By Amrita Goldar & Sajal Jain
Eyes are now set on the agenda of the 27th Conference of Parties (COP 27), with an expectation of a more focussed approach to adaptation financing. The COP 26 highlighted the vitality of the concept and discussed critical initiatives towards channelising greater adaptation finance. Global climate financing conversations at multiple fora, like the G20 as well as the United Nations Framework Convention on Climate Change (UNFCCC), have urged greater private sector participation. Efforts are being channelised to initiate a shifting of focus of investors to the hitherto publicly-funded adaptation sector. However, for any concrete results to materialise, there exists the crucial need to first put the house in order and understand the uncertainty around what constitutes adaptation.
At present, there exist multiple definitions of climate adaptation, not only making it difficult to estimate and track the global climate financing flows directed towards adaptation, but also throwing up a fresh set of problems with respect to the allotment of new finance. An analysis of some of the existing definitions of climate change adaptation from prominent entities highlights the differences. The Intergovernmental Panel on Climate Change (IPCC) defines adaptation in the following manner: “In human systems, the process of adjustment to actual or expected climate and its effects, in order to moderate harm or exploit beneficial opportunities. In natural systems, the process of adjustment to actual climate and its effects; human intervention may facilitate adjustment to expected climate and its effects.”
On the other hand, the UNFCCC defines it as “adjustments in ecological, social, or economic systems in response to actual or expected climatic stimuli and their effects or impacts. It refers to changes in processes, practices, and structures to moderate potential damages or to benefit from opportunities associated with climate change.”
The difference in definitions lies in the keywords that are used. While some describe it as a ‘process’, there are others who use words such as ‘adjustment’, or simply ‘changes’ to define adaptation. The term ‘adjustment’ can be deciphered to have an end objective. On the other hand, terms like ‘process’ and ‘changes’ can be interpreted as describing a broader and open-ended perspective, that do not include a particular time or subject reference, and can subsume any adjustments. With one definition containing overlapping features of the other, and the other missing features of the first, there is confusion over the concept and thus there are wide differences in what is seen as the goal and what are considered the metrics of achievement of the goal.

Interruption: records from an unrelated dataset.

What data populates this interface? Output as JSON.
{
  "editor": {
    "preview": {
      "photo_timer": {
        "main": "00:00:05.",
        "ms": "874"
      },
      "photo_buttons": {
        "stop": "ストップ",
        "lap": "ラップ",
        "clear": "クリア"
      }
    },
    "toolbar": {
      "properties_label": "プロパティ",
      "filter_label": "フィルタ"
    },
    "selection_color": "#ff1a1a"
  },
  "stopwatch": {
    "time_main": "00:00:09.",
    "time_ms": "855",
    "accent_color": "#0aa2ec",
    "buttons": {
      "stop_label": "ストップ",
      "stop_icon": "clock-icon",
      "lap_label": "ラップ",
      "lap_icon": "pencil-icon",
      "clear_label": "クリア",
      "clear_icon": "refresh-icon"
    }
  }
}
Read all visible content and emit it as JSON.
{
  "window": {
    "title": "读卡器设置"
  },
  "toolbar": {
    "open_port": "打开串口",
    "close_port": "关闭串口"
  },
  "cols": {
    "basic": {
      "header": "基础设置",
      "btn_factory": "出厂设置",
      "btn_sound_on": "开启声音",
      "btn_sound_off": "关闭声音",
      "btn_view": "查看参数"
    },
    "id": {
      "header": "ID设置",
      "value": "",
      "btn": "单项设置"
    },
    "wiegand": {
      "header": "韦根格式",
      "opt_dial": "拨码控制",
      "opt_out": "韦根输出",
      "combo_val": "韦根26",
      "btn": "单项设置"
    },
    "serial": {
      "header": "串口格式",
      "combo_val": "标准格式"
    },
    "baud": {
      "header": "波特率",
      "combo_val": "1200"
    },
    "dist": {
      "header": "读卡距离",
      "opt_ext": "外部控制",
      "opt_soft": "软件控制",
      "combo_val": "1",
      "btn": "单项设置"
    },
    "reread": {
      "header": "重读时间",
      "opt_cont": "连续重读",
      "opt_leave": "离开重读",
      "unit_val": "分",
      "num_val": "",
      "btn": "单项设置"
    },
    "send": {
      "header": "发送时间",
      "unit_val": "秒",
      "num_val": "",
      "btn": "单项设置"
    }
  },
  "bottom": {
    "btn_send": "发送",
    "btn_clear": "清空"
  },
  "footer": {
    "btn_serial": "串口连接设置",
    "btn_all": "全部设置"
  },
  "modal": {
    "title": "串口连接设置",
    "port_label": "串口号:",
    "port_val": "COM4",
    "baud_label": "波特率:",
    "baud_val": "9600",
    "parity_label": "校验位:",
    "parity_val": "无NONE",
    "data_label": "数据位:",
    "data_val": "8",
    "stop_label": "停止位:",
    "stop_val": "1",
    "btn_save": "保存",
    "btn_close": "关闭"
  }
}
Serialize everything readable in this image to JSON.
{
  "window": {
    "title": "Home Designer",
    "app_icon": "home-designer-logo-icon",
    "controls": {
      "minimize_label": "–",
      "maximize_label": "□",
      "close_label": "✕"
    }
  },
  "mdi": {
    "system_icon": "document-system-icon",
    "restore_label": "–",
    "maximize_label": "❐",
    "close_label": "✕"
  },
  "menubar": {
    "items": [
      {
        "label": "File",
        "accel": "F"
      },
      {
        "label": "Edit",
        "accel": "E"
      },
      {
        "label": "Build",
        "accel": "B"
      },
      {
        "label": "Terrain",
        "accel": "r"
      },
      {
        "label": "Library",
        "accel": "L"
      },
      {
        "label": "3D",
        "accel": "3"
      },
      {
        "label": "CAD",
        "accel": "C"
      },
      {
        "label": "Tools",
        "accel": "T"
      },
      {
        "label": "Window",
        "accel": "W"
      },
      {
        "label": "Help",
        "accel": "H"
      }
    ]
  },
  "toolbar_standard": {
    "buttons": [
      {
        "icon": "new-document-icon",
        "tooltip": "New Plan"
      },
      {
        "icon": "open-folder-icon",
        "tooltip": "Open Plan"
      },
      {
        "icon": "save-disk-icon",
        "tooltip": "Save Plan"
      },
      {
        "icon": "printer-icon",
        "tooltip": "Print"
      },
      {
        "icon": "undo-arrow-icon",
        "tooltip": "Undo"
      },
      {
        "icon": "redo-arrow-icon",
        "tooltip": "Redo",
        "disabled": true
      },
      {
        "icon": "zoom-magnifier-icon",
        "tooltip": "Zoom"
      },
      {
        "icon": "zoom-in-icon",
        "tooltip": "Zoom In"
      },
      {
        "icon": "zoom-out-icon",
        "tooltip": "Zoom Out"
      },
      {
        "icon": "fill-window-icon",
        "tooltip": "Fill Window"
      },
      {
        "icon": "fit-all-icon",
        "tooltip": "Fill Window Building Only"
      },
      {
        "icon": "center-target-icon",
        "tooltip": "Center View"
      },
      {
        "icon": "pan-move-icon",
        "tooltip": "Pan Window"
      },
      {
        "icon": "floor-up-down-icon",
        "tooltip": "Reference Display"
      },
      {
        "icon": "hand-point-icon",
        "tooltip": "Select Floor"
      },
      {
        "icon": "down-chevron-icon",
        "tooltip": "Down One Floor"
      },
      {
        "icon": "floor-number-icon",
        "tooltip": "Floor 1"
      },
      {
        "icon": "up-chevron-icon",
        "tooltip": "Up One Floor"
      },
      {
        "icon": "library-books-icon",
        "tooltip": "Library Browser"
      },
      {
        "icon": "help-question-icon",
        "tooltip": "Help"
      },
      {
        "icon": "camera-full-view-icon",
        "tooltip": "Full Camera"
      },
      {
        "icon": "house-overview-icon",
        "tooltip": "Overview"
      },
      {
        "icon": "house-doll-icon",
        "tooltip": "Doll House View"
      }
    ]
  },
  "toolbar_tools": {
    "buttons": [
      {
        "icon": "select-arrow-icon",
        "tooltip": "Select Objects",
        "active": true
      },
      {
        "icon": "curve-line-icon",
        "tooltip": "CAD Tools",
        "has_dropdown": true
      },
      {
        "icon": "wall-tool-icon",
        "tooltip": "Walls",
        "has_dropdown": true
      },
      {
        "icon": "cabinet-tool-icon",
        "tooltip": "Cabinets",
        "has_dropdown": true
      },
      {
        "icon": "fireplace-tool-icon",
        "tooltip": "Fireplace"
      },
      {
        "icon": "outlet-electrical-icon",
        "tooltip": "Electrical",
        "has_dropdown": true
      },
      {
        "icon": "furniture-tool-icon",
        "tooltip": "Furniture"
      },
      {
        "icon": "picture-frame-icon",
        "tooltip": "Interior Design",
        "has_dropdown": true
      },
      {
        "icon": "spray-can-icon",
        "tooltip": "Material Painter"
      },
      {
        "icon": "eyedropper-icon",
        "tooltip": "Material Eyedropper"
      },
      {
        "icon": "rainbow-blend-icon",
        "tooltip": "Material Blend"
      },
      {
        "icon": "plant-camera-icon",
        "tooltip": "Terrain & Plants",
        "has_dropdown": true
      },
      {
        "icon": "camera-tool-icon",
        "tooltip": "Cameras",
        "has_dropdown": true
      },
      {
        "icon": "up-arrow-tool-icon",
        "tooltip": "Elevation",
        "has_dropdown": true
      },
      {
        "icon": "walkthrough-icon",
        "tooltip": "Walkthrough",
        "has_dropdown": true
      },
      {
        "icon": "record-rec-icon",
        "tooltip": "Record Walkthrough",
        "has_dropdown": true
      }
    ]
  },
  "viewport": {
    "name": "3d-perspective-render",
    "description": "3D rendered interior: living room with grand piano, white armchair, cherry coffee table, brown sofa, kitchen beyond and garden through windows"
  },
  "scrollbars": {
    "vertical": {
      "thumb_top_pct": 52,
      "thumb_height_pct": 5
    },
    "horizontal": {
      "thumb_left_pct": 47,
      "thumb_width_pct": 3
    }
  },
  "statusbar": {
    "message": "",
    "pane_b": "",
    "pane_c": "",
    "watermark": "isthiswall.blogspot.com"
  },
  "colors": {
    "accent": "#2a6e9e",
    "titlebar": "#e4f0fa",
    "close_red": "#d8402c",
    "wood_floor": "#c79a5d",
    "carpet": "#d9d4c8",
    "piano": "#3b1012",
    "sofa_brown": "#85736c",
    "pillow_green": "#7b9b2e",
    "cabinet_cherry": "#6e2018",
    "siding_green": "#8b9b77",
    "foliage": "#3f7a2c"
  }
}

The IPCC definition of adaptation distinguishes between different types of adaptation and focuses not only on technical adaptation measures but also on institutional responses. From a policy perspective as well, the IPCC definition provides more scope for adaptation policies to provide greater resilience benefits for communities and ecosystems. On the other hand, the UNFCCC definition of adaptation is more technical and reads adaptation more as a cost of climate change, with limited recognition of any benefits of adaptive measures.
Due to the sensitive nature of definitions, these seemingly small differences can translate to different policy implications as well as finance allocations. Based on the definition of adaptation adopted, the end objective of the financed activity can vary. The lack of an agreed upon definition thus gives way to consequential disputes in the very classification of an adaptation initiative, and severe problems in adaptation climate finance allotment, while further increasing the probability of green-washing activities. Moreover, comparisons become difficult for any climate financing assessment initiative, thereby reducing accountability.
With the impact of climate change becoming increasingly apparent, the need to adapt and prepare for this will assume prominence. The COP27 will provide the necessary platform to engage world leaders in better, action-oriented conversations on climate financing. As interest in ensuring greater resilience and adaptation to climate change will rise, the need for a more precise definition of climate adaptation will become imperative. All the seemingly small differences discussed can have a significant effect on the expectations of different stakeholders in the adaptation financing process. In economics, there exists a concept of type I and type II error. In the current context, a type I error occurs if an actual adaptation activity is not considered to classify as adaptation, a false negative. In contrast, a type II error occurs if an activity does not serve any adaptation purpose, but is classified as a legitimate adaptation activity, a false positive. While the probability of both errors will exist, a balance needs to be sought with controls in place through a proper definition. A crucial impetus for expanding the role of private sector financing in adaptation will also depend to a large extent on an agreed-upon definition.
With multiple definitions and interpretations already existing, there is a need for adopting a globally-agreed framework of climate adaptation. Initially, this framework need not adopt a completely new set of definitions, but can agree on a combined definition from the already existing ones. Additionally, the definition or rule-making will need to be supported by systems in place that ensure regulatory and monitoring requirements in the form of international or government entities. This will contribute in great magnitude towards encouraging and providing more clarity for investors—of where their money will go and of the end objectives, for policymakers—for a precise assessment of the needs and gaps in adaptation financing, as well as for the global climate community (for efficient stocktaking and accountability).
Climate financing has been the most critical and discussed topic in international negotiations, and yet the most controversial. With climate induced changes becoming harsher, adaptation is a reality that the world faces. It is thus necessary to be able to make an informed decision on how to adapt, to prepare well for the reality of climate change.
(The author are senior fellow, and research associate, ICRIER respectively. Views are personal)